EXERCISE AIM -
How many lines in the data below include the word "Dokumentenart"? State the number alone.

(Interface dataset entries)
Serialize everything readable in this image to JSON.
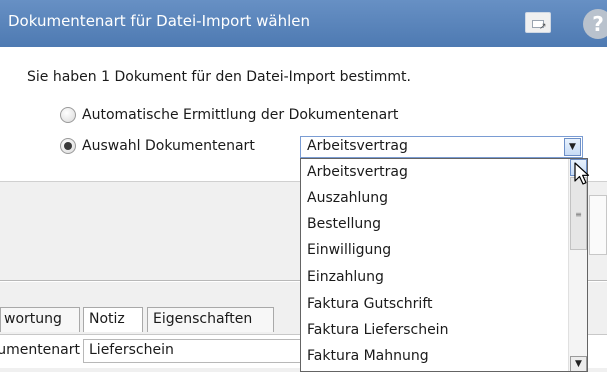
{
  "dialog": {
    "title": "Dokumentenart für Datei-Import wählen",
    "help_glyph": "?",
    "intro": "Sie haben 1 Dokument für den Datei-Import bestimmt.",
    "radio_auto_label": "Automatische Ermittlung der Dokumentenart",
    "radio_select_label": "Auswahl Dokumentenart",
    "selected_radio": "Auswahl Dokumentenart",
    "combo_value": "Arbeitsvertrag"
  },
  "dropdown": {
    "items": [
      "Arbeitsvertrag",
      "Auszahlung",
      "Bestellung",
      "Einwilligung",
      "Einzahlung",
      "Faktura Gutschrift",
      "Faktura Lieferschein",
      "Faktura Mahnung"
    ],
    "scroll_thumb_glyph": "≡",
    "scroll_down_glyph": "▼"
  },
  "background_tabs": {
    "tabs": [
      "wortung",
      "Notiz",
      "Eigenschaften"
    ],
    "field_label": "Dokumentenart",
    "field_value": "Lieferschein"
  },
  "colors": {
    "titlebar": "#5a86bd",
    "accent_border": "#7a9cd3"
  }
}
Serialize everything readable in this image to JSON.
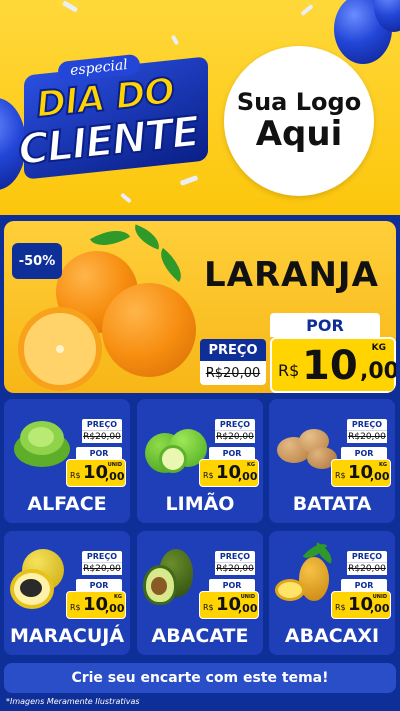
{
  "header": {
    "badge": "especial",
    "title_line1": "DIA DO",
    "title_line2": "CLIENTE",
    "logo_line1": "Sua Logo",
    "logo_line2": "Aqui"
  },
  "featured": {
    "discount": "-50%",
    "name": "LARANJA",
    "preco_label": "PREÇO",
    "preco_old": "R$20,00",
    "por_label": "POR",
    "currency": "R$",
    "price_int": "10",
    "price_dec": ",00",
    "unit": "KG"
  },
  "products": [
    {
      "name": "ALFACE",
      "preco_label": "PREÇO",
      "preco_old": "R$20,00",
      "por_label": "POR",
      "currency": "R$",
      "price_int": "10",
      "price_dec": ",00",
      "unit": "UNID",
      "icon": "lettuce-icon"
    },
    {
      "name": "LIMÃO",
      "preco_label": "PREÇO",
      "preco_old": "R$20,00",
      "por_label": "POR",
      "currency": "R$",
      "price_int": "10",
      "price_dec": ",00",
      "unit": "KG",
      "icon": "lime-icon"
    },
    {
      "name": "BATATA",
      "preco_label": "PREÇO",
      "preco_old": "R$20,00",
      "por_label": "POR",
      "currency": "R$",
      "price_int": "10",
      "price_dec": ",00",
      "unit": "KG",
      "icon": "potato-icon"
    },
    {
      "name": "MARACUJÁ",
      "preco_label": "PREÇO",
      "preco_old": "R$20,00",
      "por_label": "POR",
      "currency": "R$",
      "price_int": "10",
      "price_dec": ",00",
      "unit": "KG",
      "icon": "passion-fruit-icon"
    },
    {
      "name": "ABACATE",
      "preco_label": "PREÇO",
      "preco_old": "R$20,00",
      "por_label": "POR",
      "currency": "R$",
      "price_int": "10",
      "price_dec": ",00",
      "unit": "UNID",
      "icon": "avocado-icon"
    },
    {
      "name": "ABACAXI",
      "preco_label": "PREÇO",
      "preco_old": "R$20,00",
      "por_label": "POR",
      "currency": "R$",
      "price_int": "10",
      "price_dec": ",00",
      "unit": "UNID",
      "icon": "pineapple-icon"
    }
  ],
  "cta": "Crie seu encarte com este tema!",
  "disclaimer": "*Imagens Meramente Ilustrativas",
  "colors": {
    "header_yellow": "#fcc60c",
    "brand_blue": "#0f2f98",
    "card_blue": "#1e3fb8",
    "price_yellow": "#ffd400"
  }
}
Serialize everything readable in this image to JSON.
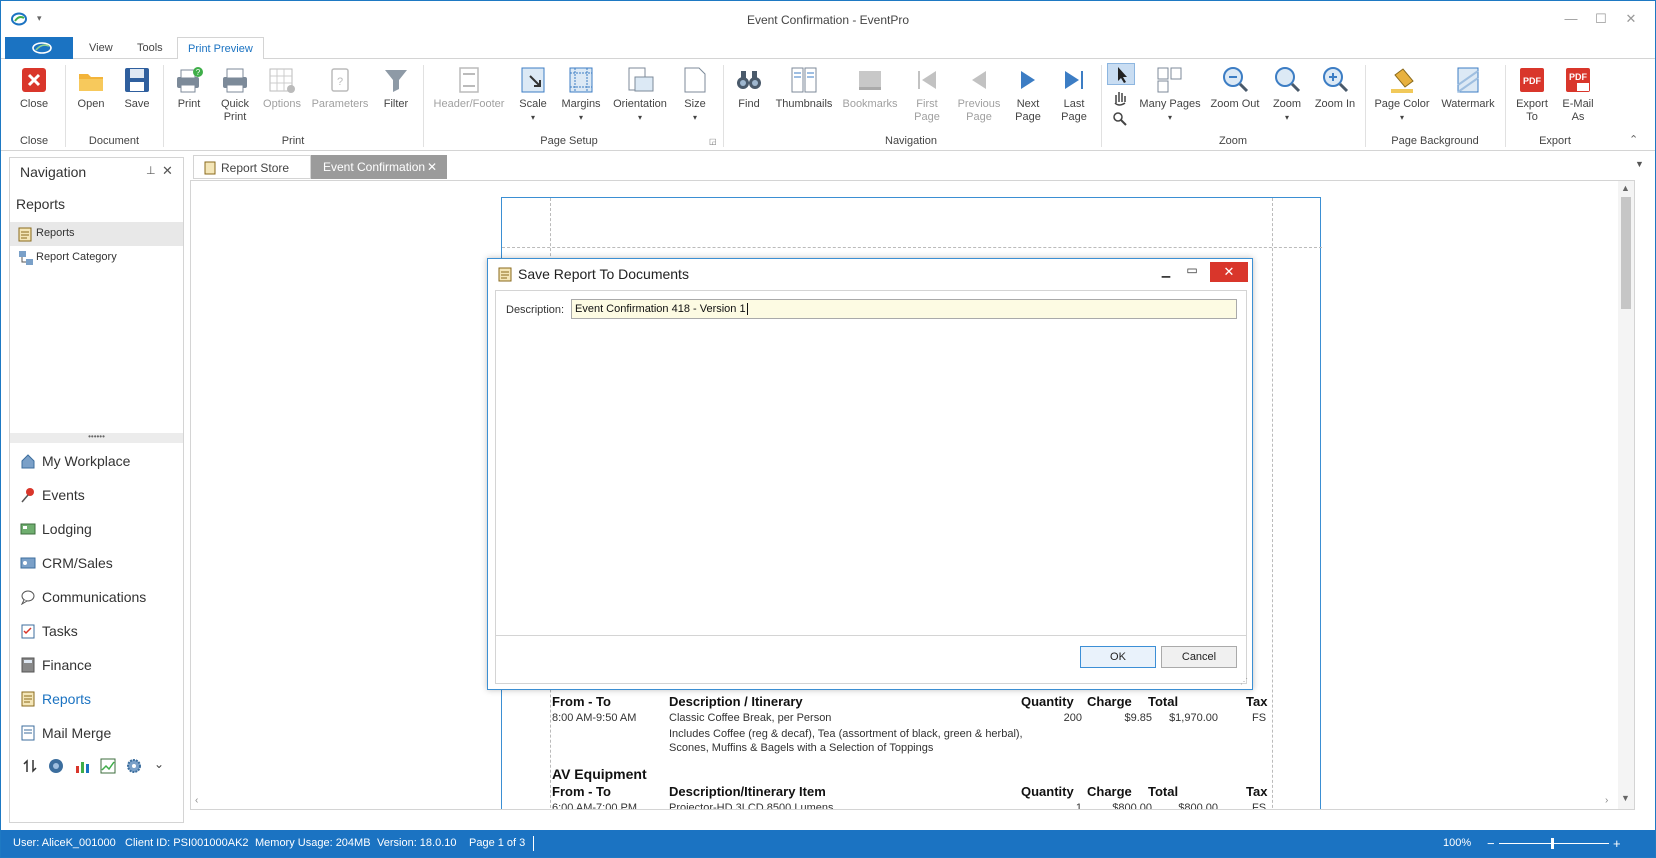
{
  "window": {
    "title": "Event Confirmation - EventPro"
  },
  "ribbon_tabs": [
    "View",
    "Tools",
    "Print Preview"
  ],
  "ribbon": {
    "close": {
      "label": "Close",
      "group": "Close"
    },
    "document": {
      "open": "Open",
      "save": "Save",
      "group": "Document"
    },
    "print": {
      "print": "Print",
      "quick_print": "Quick Print",
      "options": "Options",
      "parameters": "Parameters",
      "filter": "Filter",
      "group": "Print"
    },
    "page_setup": {
      "header_footer": "Header/Footer",
      "scale": "Scale",
      "margins": "Margins",
      "orientation": "Orientation",
      "size": "Size",
      "group": "Page Setup"
    },
    "navigation": {
      "find": "Find",
      "thumbnails": "Thumbnails",
      "bookmarks": "Bookmarks",
      "first_page": "First Page",
      "previous_page": "Previous Page",
      "next_page": "Next Page",
      "last_page": "Last Page",
      "group": "Navigation"
    },
    "zoom": {
      "many_pages": "Many Pages",
      "zoom_out": "Zoom Out",
      "zoom": "Zoom",
      "zoom_in": "Zoom In",
      "group": "Zoom"
    },
    "page_background": {
      "page_color": "Page Color",
      "watermark": "Watermark",
      "group": "Page Background"
    },
    "export": {
      "export_to": "Export To",
      "email_as": "E-Mail As",
      "group": "Export"
    }
  },
  "nav_pane": {
    "title": "Navigation",
    "section": "Reports",
    "items": [
      "Reports",
      "Report Category"
    ],
    "modules": [
      "My Workplace",
      "Events",
      "Lodging",
      "CRM/Sales",
      "Communications",
      "Tasks",
      "Finance",
      "Reports",
      "Mail Merge"
    ]
  },
  "doc_tabs": [
    "Report Store",
    "Event Confirmation"
  ],
  "report": {
    "section1": {
      "headers": [
        "From - To",
        "Description / Itinerary",
        "Quantity",
        "Charge",
        "Total",
        "Tax"
      ],
      "row": {
        "time": "8:00 AM-9:50 AM",
        "desc": "Classic Coffee Break, per Person",
        "qty": "200",
        "charge": "$9.85",
        "total": "$1,970.00",
        "tax": "FS"
      },
      "note1": "Includes Coffee (reg & decaf), Tea (assortment of black, green & herbal),",
      "note2": "Scones, Muffins & Bagels with a Selection of Toppings"
    },
    "section2": {
      "title": "AV Equipment",
      "headers": [
        "From - To",
        "Description/Itinerary Item",
        "Quantity",
        "Charge",
        "Total",
        "Tax"
      ],
      "row": {
        "time": "6:00 AM-7:00 PM",
        "desc": "Projector-HD 3LCD 8500 Lumens",
        "qty": "1",
        "charge": "$800.00",
        "total": "$800.00",
        "tax": "FS"
      }
    }
  },
  "dialog": {
    "title": "Save Report To Documents",
    "description_label": "Description:",
    "description_value": "Event Confirmation 418 - Version 1",
    "ok": "OK",
    "cancel": "Cancel"
  },
  "status": {
    "user": "User: AliceK_001000",
    "client": "Client ID: PSI001000AK2",
    "memory": "Memory Usage: 204MB",
    "version": "Version: 18.0.10",
    "page": "Page 1 of 3",
    "zoom": "100%"
  }
}
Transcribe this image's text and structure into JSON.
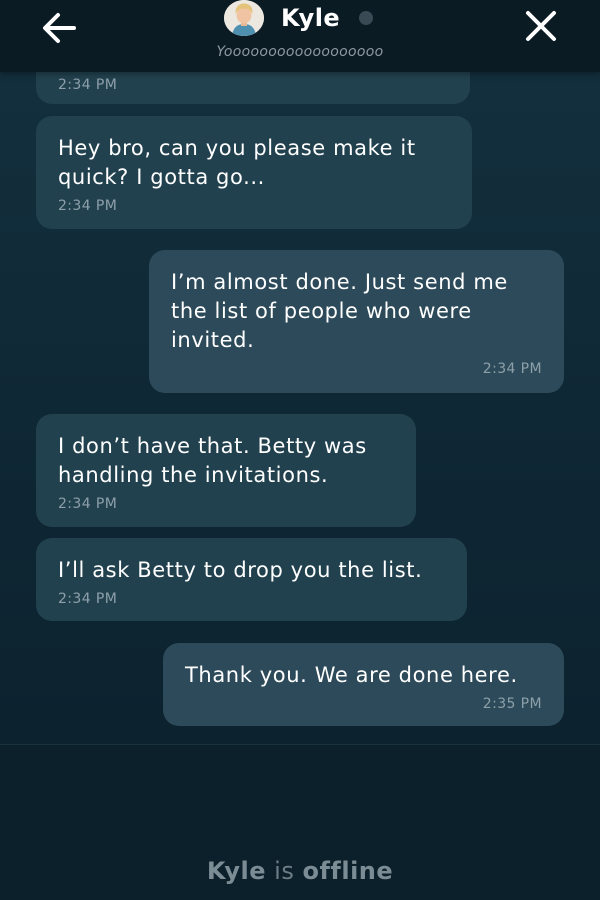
{
  "header": {
    "contact_name": "Kyle",
    "status_message": "Yoooooooooooooooooo",
    "presence": "offline",
    "presence_dot_color": "#3a4a54",
    "back_icon": "arrow-left-icon",
    "close_icon": "close-icon"
  },
  "messages": [
    {
      "direction": "incoming",
      "text": "",
      "time": "2:34 PM"
    },
    {
      "direction": "incoming",
      "text": "Hey bro, can you please make it quick? I gotta go...",
      "time": "2:34 PM"
    },
    {
      "direction": "outgoing",
      "text": "I’m almost done. Just send me the list of people who were invited.",
      "time": "2:34 PM"
    },
    {
      "direction": "incoming",
      "text": "I don’t have that. Betty was handling the invitations.",
      "time": "2:34 PM"
    },
    {
      "direction": "incoming",
      "text": "I’ll ask Betty to drop you the list.",
      "time": "2:34 PM"
    },
    {
      "direction": "outgoing",
      "text": "Thank you. We are done here.",
      "time": "2:35 PM"
    }
  ],
  "footer": {
    "offline_name": "Kyle",
    "offline_is": "is",
    "offline_state": "offline"
  },
  "colors": {
    "background": "#0f2836",
    "header_bg": "#0b1b24",
    "incoming_bubble": "#22414f",
    "outgoing_bubble": "#2c4a59",
    "timestamp": "#8da0aa"
  }
}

YOUR RESPONSE -
5